(Excerpts from a dataset)

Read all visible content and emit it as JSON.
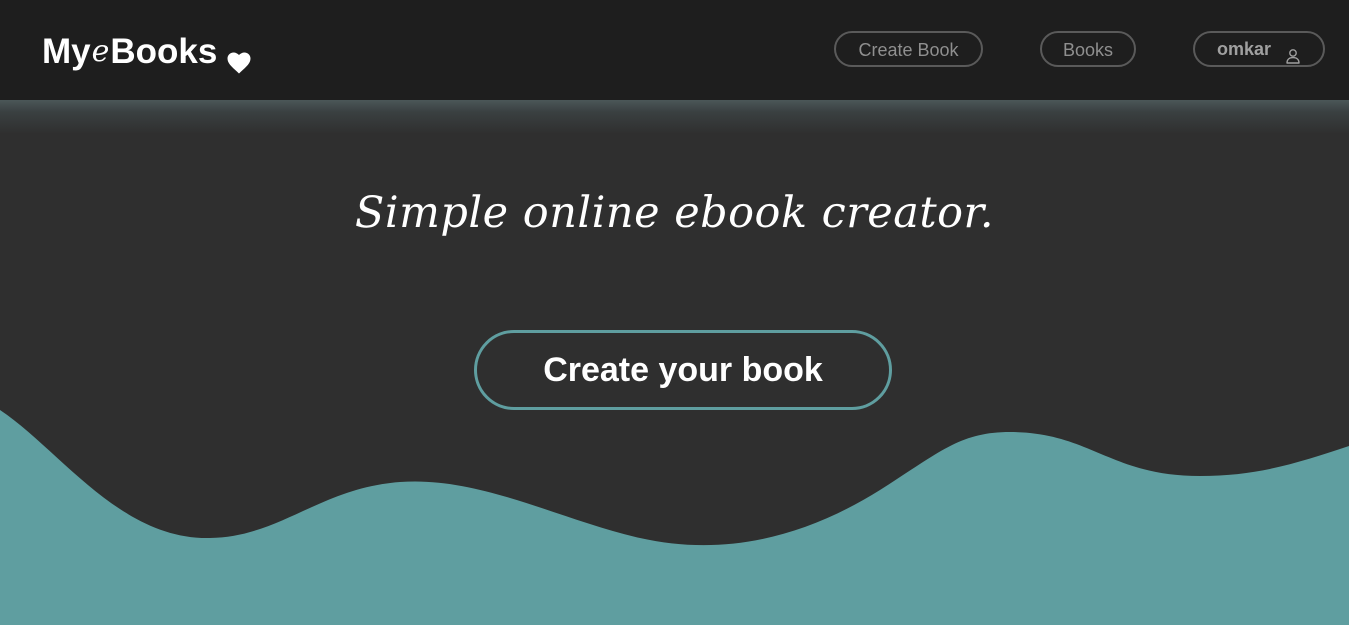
{
  "brand": {
    "prefix": "My",
    "emphasis": "e",
    "suffix": "Books"
  },
  "nav": {
    "create_book_label": "Create Book",
    "books_label": "Books",
    "user_label": "omkar"
  },
  "hero": {
    "tagline": "Simple online ebook creator.",
    "cta_label": "Create your book"
  },
  "icons": {
    "brand_icon": "heart-icon",
    "user_icon": "user-icon"
  },
  "colors": {
    "navbar_bg": "#1e1e1e",
    "hero_bg": "#2f2f2f",
    "accent_teal": "#5f9ea0",
    "text_white": "#ffffff",
    "nav_text": "#8f8f8f"
  }
}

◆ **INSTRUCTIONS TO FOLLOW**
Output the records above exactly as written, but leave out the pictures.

◆ **RESULT FOR THIS EXERCISE**
Read all visible content and emit it as JSON.
{
  "brand": {
    "prefix": "My",
    "emphasis": "e",
    "suffix": "Books"
  },
  "nav": {
    "create_book_label": "Create Book",
    "books_label": "Books",
    "user_label": "omkar"
  },
  "hero": {
    "tagline": "Simple online ebook creator.",
    "cta_label": "Create your book"
  },
  "icons": {
    "brand_icon": "heart-icon",
    "user_icon": "user-icon"
  },
  "colors": {
    "navbar_bg": "#1e1e1e",
    "hero_bg": "#2f2f2f",
    "accent_teal": "#5f9ea0",
    "text_white": "#ffffff",
    "nav_text": "#8f8f8f"
  }
}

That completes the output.